*** Provided records ***
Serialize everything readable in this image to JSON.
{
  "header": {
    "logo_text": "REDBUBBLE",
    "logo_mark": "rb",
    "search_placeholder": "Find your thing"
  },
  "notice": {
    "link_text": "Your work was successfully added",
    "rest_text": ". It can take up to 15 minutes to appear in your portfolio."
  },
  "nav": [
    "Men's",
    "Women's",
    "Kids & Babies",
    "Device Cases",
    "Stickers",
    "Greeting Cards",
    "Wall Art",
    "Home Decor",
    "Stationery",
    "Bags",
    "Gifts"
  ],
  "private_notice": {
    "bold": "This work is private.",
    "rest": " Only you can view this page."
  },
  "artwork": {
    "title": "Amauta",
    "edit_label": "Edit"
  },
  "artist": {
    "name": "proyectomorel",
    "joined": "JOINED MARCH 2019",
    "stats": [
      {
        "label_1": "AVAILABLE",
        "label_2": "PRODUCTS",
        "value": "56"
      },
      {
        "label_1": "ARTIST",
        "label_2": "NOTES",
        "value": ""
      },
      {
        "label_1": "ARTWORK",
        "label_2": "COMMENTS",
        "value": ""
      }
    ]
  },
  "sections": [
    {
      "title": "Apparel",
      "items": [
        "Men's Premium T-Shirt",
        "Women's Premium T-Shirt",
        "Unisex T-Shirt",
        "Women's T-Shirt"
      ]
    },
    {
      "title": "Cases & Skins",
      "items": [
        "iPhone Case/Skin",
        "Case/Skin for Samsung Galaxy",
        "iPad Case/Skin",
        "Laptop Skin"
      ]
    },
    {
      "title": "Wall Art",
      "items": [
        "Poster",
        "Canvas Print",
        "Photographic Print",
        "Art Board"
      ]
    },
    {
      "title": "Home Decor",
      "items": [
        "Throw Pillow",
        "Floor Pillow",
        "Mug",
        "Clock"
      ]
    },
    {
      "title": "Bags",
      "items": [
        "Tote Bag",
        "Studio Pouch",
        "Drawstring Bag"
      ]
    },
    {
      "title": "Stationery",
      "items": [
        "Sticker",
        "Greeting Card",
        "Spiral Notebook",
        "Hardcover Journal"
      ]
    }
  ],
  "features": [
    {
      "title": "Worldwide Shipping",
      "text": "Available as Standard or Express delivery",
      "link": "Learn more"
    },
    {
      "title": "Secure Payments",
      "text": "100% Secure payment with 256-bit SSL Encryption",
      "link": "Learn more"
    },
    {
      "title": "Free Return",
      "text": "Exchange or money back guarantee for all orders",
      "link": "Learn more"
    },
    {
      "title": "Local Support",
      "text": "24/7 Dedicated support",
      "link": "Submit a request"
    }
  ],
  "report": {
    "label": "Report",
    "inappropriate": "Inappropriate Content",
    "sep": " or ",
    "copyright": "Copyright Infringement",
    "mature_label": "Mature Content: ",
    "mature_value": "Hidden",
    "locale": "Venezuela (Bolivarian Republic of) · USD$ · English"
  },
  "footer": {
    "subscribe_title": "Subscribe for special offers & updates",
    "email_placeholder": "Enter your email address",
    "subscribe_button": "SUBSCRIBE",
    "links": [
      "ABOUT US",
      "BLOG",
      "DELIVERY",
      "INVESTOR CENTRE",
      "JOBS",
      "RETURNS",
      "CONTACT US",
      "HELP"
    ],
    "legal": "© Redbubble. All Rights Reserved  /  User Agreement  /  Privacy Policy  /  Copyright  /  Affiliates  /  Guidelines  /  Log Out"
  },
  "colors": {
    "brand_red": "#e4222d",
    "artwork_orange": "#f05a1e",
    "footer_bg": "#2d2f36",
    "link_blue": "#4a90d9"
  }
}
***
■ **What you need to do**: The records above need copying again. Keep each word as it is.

■ **Written reply**:
Serialize everything readable in this image to JSON.
{
  "header": {
    "logo_text": "REDBUBBLE",
    "logo_mark": "rb",
    "search_placeholder": "Find your thing"
  },
  "notice": {
    "link_text": "Your work was successfully added",
    "rest_text": ". It can take up to 15 minutes to appear in your portfolio."
  },
  "nav": [
    "Men's",
    "Women's",
    "Kids & Babies",
    "Device Cases",
    "Stickers",
    "Greeting Cards",
    "Wall Art",
    "Home Decor",
    "Stationery",
    "Bags",
    "Gifts"
  ],
  "private_notice": {
    "bold": "This work is private.",
    "rest": " Only you can view this page."
  },
  "artwork": {
    "title": "Amauta",
    "edit_label": "Edit"
  },
  "artist": {
    "name": "proyectomorel",
    "joined": "JOINED MARCH 2019",
    "stats": [
      {
        "label_1": "AVAILABLE",
        "label_2": "PRODUCTS",
        "value": "56"
      },
      {
        "label_1": "ARTIST",
        "label_2": "NOTES",
        "value": ""
      },
      {
        "label_1": "ARTWORK",
        "label_2": "COMMENTS",
        "value": ""
      }
    ]
  },
  "sections": [
    {
      "title": "Apparel",
      "items": [
        "Men's Premium T-Shirt",
        "Women's Premium T-Shirt",
        "Unisex T-Shirt",
        "Women's T-Shirt"
      ]
    },
    {
      "title": "Cases & Skins",
      "items": [
        "iPhone Case/Skin",
        "Case/Skin for Samsung Galaxy",
        "iPad Case/Skin",
        "Laptop Skin"
      ]
    },
    {
      "title": "Wall Art",
      "items": [
        "Poster",
        "Canvas Print",
        "Photographic Print",
        "Art Board"
      ]
    },
    {
      "title": "Home Decor",
      "items": [
        "Throw Pillow",
        "Floor Pillow",
        "Mug",
        "Clock"
      ]
    },
    {
      "title": "Bags",
      "items": [
        "Tote Bag",
        "Studio Pouch",
        "Drawstring Bag"
      ]
    },
    {
      "title": "Stationery",
      "items": [
        "Sticker",
        "Greeting Card",
        "Spiral Notebook",
        "Hardcover Journal"
      ]
    }
  ],
  "features": [
    {
      "title": "Worldwide Shipping",
      "text": "Available as Standard or Express delivery",
      "link": "Learn more"
    },
    {
      "title": "Secure Payments",
      "text": "100% Secure payment with 256-bit SSL Encryption",
      "link": "Learn more"
    },
    {
      "title": "Free Return",
      "text": "Exchange or money back guarantee for all orders",
      "link": "Learn more"
    },
    {
      "title": "Local Support",
      "text": "24/7 Dedicated support",
      "link": "Submit a request"
    }
  ],
  "report": {
    "label": "Report",
    "inappropriate": "Inappropriate Content",
    "sep": " or ",
    "copyright": "Copyright Infringement",
    "mature_label": "Mature Content: ",
    "mature_value": "Hidden",
    "locale": "Venezuela (Bolivarian Republic of) · USD$ · English"
  },
  "footer": {
    "subscribe_title": "Subscribe for special offers & updates",
    "email_placeholder": "Enter your email address",
    "subscribe_button": "SUBSCRIBE",
    "links": [
      "ABOUT US",
      "BLOG",
      "DELIVERY",
      "INVESTOR CENTRE",
      "JOBS",
      "RETURNS",
      "CONTACT US",
      "HELP"
    ],
    "legal": "© Redbubble. All Rights Reserved  /  User Agreement  /  Privacy Policy  /  Copyright  /  Affiliates  /  Guidelines  /  Log Out"
  },
  "colors": {
    "brand_red": "#e4222d",
    "artwork_orange": "#f05a1e",
    "footer_bg": "#2d2f36",
    "link_blue": "#4a90d9"
  }
}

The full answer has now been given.